(Available data)

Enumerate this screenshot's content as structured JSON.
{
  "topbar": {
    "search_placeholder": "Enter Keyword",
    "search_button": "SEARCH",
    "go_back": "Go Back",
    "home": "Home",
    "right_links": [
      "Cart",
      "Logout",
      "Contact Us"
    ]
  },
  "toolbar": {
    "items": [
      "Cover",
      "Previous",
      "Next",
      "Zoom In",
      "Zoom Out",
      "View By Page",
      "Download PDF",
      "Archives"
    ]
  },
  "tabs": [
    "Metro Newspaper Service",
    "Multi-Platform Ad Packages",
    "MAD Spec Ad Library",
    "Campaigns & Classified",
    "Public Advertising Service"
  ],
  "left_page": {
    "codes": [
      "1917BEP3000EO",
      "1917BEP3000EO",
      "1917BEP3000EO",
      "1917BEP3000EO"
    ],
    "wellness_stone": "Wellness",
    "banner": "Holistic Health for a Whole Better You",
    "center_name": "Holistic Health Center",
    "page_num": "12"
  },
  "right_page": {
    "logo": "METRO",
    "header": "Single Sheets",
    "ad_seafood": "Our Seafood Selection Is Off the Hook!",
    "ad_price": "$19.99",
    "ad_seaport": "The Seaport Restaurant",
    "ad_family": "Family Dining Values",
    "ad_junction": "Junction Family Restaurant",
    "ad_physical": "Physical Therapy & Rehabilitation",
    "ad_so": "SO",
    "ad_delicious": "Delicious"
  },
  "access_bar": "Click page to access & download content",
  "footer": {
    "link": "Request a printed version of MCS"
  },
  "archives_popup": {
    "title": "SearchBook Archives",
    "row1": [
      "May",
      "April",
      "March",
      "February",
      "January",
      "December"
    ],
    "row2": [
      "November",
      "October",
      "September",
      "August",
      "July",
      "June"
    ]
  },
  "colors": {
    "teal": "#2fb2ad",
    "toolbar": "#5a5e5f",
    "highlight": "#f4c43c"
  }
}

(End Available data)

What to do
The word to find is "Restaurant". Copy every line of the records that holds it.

Solved problem
    "ad_seaport": "The Seaport Restaurant",
    "ad_junction": "Junction Family Restaurant",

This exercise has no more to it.